Dataset rows describing interfaces
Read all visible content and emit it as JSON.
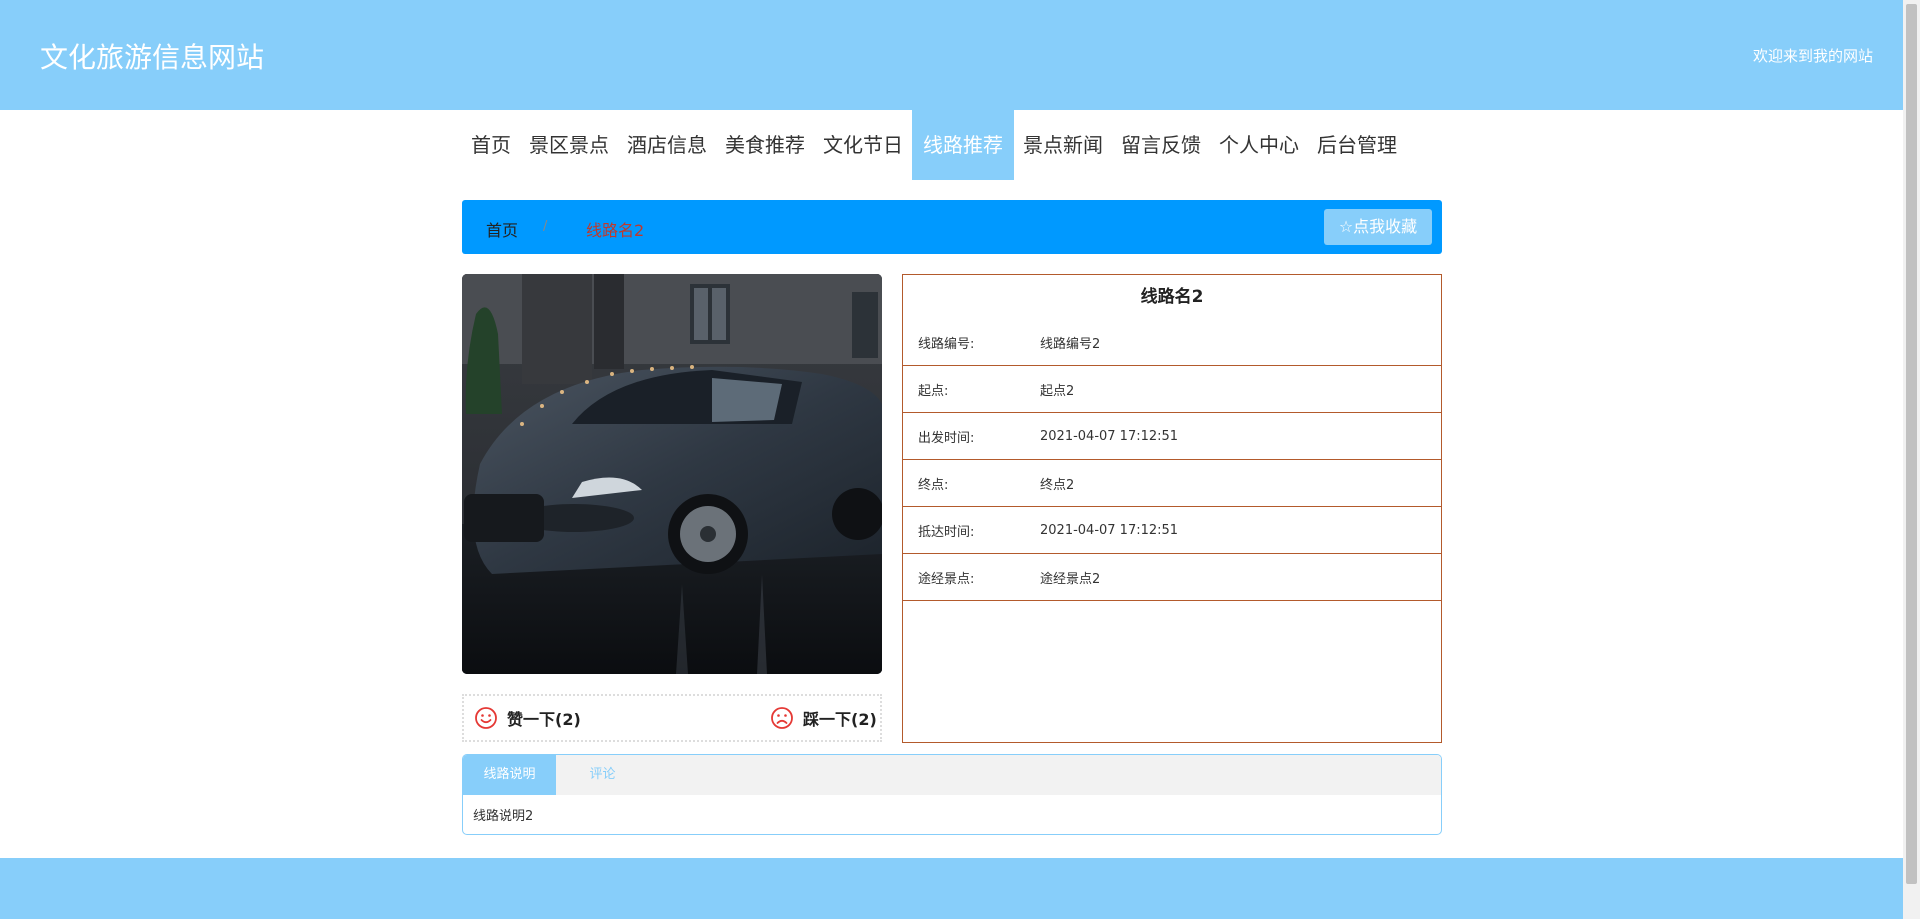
{
  "header": {
    "site_title": "文化旅游信息网站",
    "welcome": "欢迎来到我的网站"
  },
  "nav": {
    "items": [
      {
        "label": "首页"
      },
      {
        "label": "景区景点"
      },
      {
        "label": "酒店信息"
      },
      {
        "label": "美食推荐"
      },
      {
        "label": "文化节日"
      },
      {
        "label": "线路推荐",
        "active": true
      },
      {
        "label": "景点新闻"
      },
      {
        "label": "留言反馈"
      },
      {
        "label": "个人中心"
      },
      {
        "label": "后台管理"
      }
    ]
  },
  "breadcrumb": {
    "home": "首页",
    "separator": "/",
    "current": "线路名2"
  },
  "favorite_button": {
    "icon": "star-outline-icon",
    "label": "☆点我收藏"
  },
  "votes": {
    "up": {
      "icon": "smile-icon",
      "label": "赞一下(2)"
    },
    "down": {
      "icon": "frown-icon",
      "label": "踩一下(2)"
    }
  },
  "detail": {
    "title": "线路名2",
    "rows": [
      {
        "label": "线路编号:",
        "value": "线路编号2"
      },
      {
        "label": "起点:",
        "value": "起点2"
      },
      {
        "label": "出发时间:",
        "value": "2021-04-07 17:12:51"
      },
      {
        "label": "终点:",
        "value": "终点2"
      },
      {
        "label": "抵达时间:",
        "value": "2021-04-07 17:12:51"
      },
      {
        "label": "途经景点:",
        "value": "途经景点2"
      }
    ]
  },
  "tabs": {
    "items": [
      {
        "label": "线路说明",
        "active": true
      },
      {
        "label": "评论"
      }
    ],
    "content": "线路说明2"
  },
  "colors": {
    "header_bg": "#87cefa",
    "breadcrumb_bg": "#0099ff",
    "detail_border": "#b35a2c",
    "vote_icon": "#e53935"
  }
}
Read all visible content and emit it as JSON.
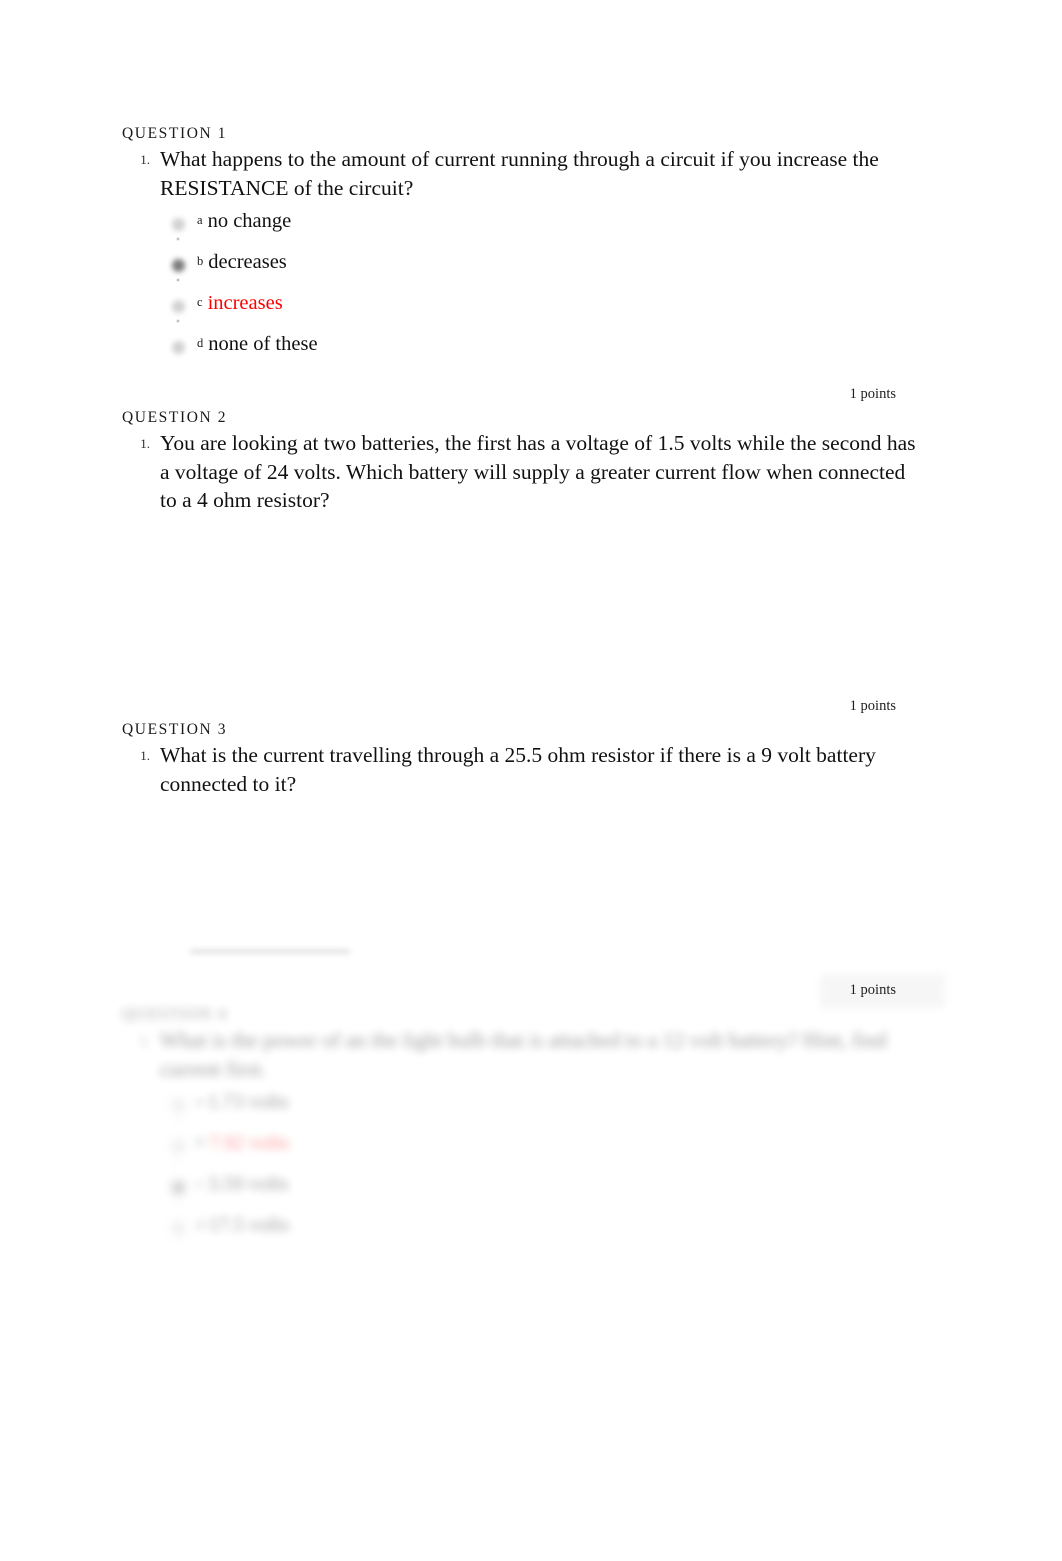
{
  "document": {
    "type": "quiz-review",
    "points_label": "1 points",
    "correct_answer_color": "#ff0000"
  },
  "questions": [
    {
      "header": "QUESTION 1",
      "number": "1.",
      "text": "What happens to the amount of current running through a circuit if you increase the RESISTANCE of the circuit?",
      "points": "1 points",
      "answers": [
        {
          "letter": "a",
          "text": "no change",
          "correct": false,
          "selected": false
        },
        {
          "letter": "b",
          "text": "decreases",
          "correct": false,
          "selected": true
        },
        {
          "letter": "c",
          "text": "increases",
          "correct": true,
          "selected": false
        },
        {
          "letter": "d",
          "text": "none of these",
          "correct": false,
          "selected": false
        }
      ]
    },
    {
      "header": "QUESTION 2",
      "number": "1.",
      "text": "You are looking at two batteries, the first has a voltage of 1.5 volts while the second has a voltage of 24 volts. Which battery will supply a greater current flow when connected to a 4 ohm resistor?",
      "points": "1 points",
      "answers": []
    },
    {
      "header": "QUESTION 3",
      "number": "1.",
      "text": "What is the current travelling through a 25.5 ohm resistor if there is a 9 volt battery connected to it?",
      "points": "1 points",
      "answers": []
    },
    {
      "header": "QUESTION 4",
      "number": "1.",
      "text": "What is the power of an the light bulb that is attached to a 12 volt battery? Hint, find current first.",
      "points": "1 points",
      "answers": [
        {
          "letter": "a",
          "text": "1.73 volts",
          "correct": false,
          "selected": false
        },
        {
          "letter": "b",
          "text": "7.92 volts",
          "correct": true,
          "selected": false
        },
        {
          "letter": "c",
          "text": "3.59 volts",
          "correct": false,
          "selected": true
        },
        {
          "letter": "d",
          "text": "17.5 volts",
          "correct": false,
          "selected": false
        }
      ]
    }
  ]
}
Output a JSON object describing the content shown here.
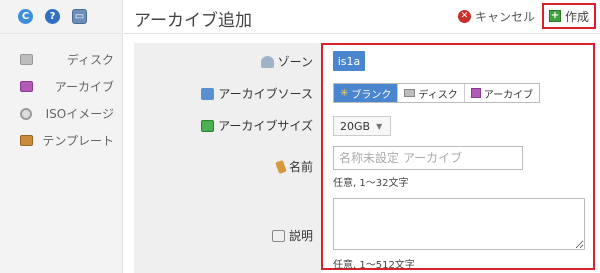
{
  "sidebar": {
    "toolbar": [
      {
        "name": "refresh-icon",
        "glyph": "C"
      },
      {
        "name": "help-icon",
        "glyph": "?"
      },
      {
        "name": "console-icon",
        "glyph": "▭"
      }
    ],
    "items": [
      {
        "label": "ディスク",
        "icon": "disk-icon"
      },
      {
        "label": "アーカイブ",
        "icon": "archive-icon"
      },
      {
        "label": "ISOイメージ",
        "icon": "iso-image-icon"
      },
      {
        "label": "テンプレート",
        "icon": "template-icon"
      }
    ]
  },
  "header": {
    "title": "アーカイブ追加",
    "cancel_label": "キャンセル",
    "create_label": "作成"
  },
  "form": {
    "zone": {
      "label": "ゾーン",
      "value": "is1a"
    },
    "source": {
      "label": "アーカイブソース",
      "options": [
        "ブランク",
        "ディスク",
        "アーカイブ"
      ],
      "selected": "ブランク"
    },
    "size": {
      "label": "アーカイブサイズ",
      "value": "20GB"
    },
    "name": {
      "label": "名前",
      "placeholder": "名称未設定 アーカイブ",
      "value": "",
      "hint": "任意, 1〜32文字"
    },
    "description": {
      "label": "説明",
      "value": "",
      "hint": "任意, 1〜512文字"
    }
  },
  "colors": {
    "accent": "#4a86cf",
    "highlight": "#d9222a",
    "create_green": "#3fa33f",
    "cancel_red": "#c9302c"
  }
}
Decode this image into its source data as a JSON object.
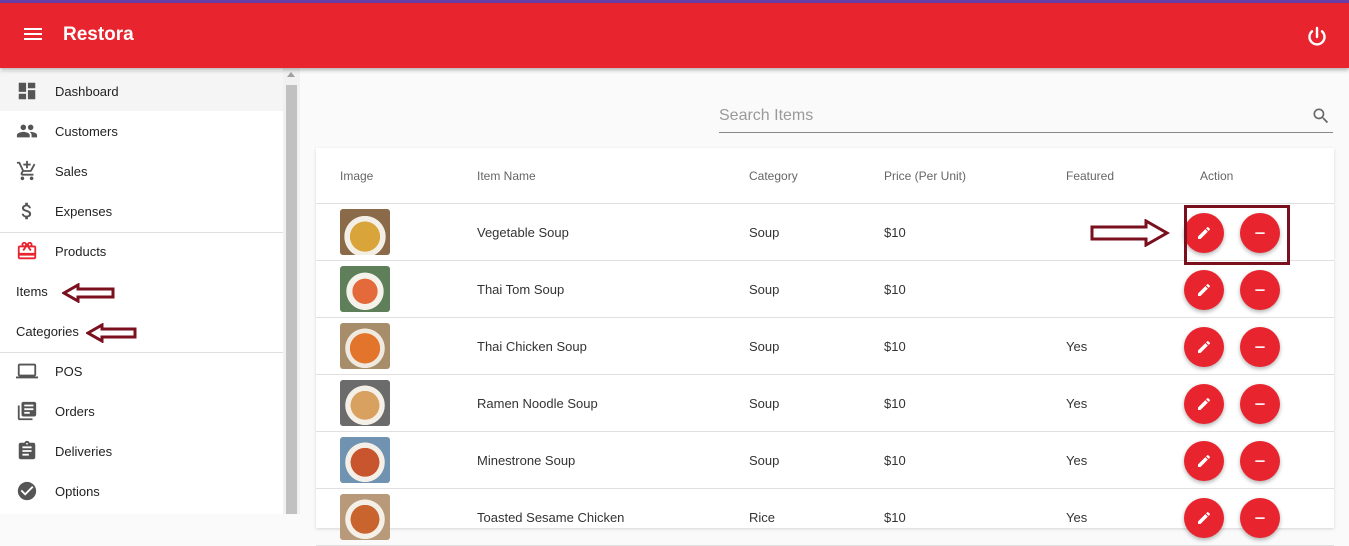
{
  "app": {
    "title": "Restora"
  },
  "header": {
    "menu_icon": "menu-icon",
    "power_icon": "power-icon"
  },
  "sidebar": {
    "items": [
      {
        "label": "Dashboard",
        "icon": "dashboard-icon",
        "active": true
      },
      {
        "label": "Customers",
        "icon": "people-icon"
      },
      {
        "label": "Sales",
        "icon": "add-cart-icon"
      },
      {
        "label": "Expenses",
        "icon": "dollar-icon"
      },
      {
        "label": "Products",
        "icon": "gift-icon",
        "accent": "#e8242e"
      },
      {
        "label": "Items"
      },
      {
        "label": "Categories"
      },
      {
        "label": "POS",
        "icon": "laptop-icon"
      },
      {
        "label": "Orders",
        "icon": "library-icon"
      },
      {
        "label": "Deliveries",
        "icon": "clipboard-icon"
      },
      {
        "label": "Options",
        "icon": "check-circle-icon"
      }
    ]
  },
  "search": {
    "placeholder": "Search Items",
    "value": ""
  },
  "table": {
    "headers": [
      "Image",
      "Item Name",
      "Category",
      "Price (Per Unit)",
      "Featured",
      "Action"
    ],
    "rows": [
      {
        "name": "Vegetable Soup",
        "category": "Soup",
        "price": "$10",
        "featured": ""
      },
      {
        "name": "Thai Tom Soup",
        "category": "Soup",
        "price": "$10",
        "featured": ""
      },
      {
        "name": "Thai Chicken Soup",
        "category": "Soup",
        "price": "$10",
        "featured": "Yes"
      },
      {
        "name": "Ramen Noodle Soup",
        "category": "Soup",
        "price": "$10",
        "featured": "Yes"
      },
      {
        "name": "Minestrone Soup",
        "category": "Soup",
        "price": "$10",
        "featured": "Yes"
      },
      {
        "name": "Toasted Sesame Chicken",
        "category": "Rice",
        "price": "$10",
        "featured": "Yes"
      }
    ]
  },
  "colors": {
    "primary": "#e8242e",
    "annotation": "#7a0f1e",
    "topline": "#6a3fa8"
  }
}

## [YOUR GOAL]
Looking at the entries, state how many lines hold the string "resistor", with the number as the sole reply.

## [SOLUTION BELOW]
2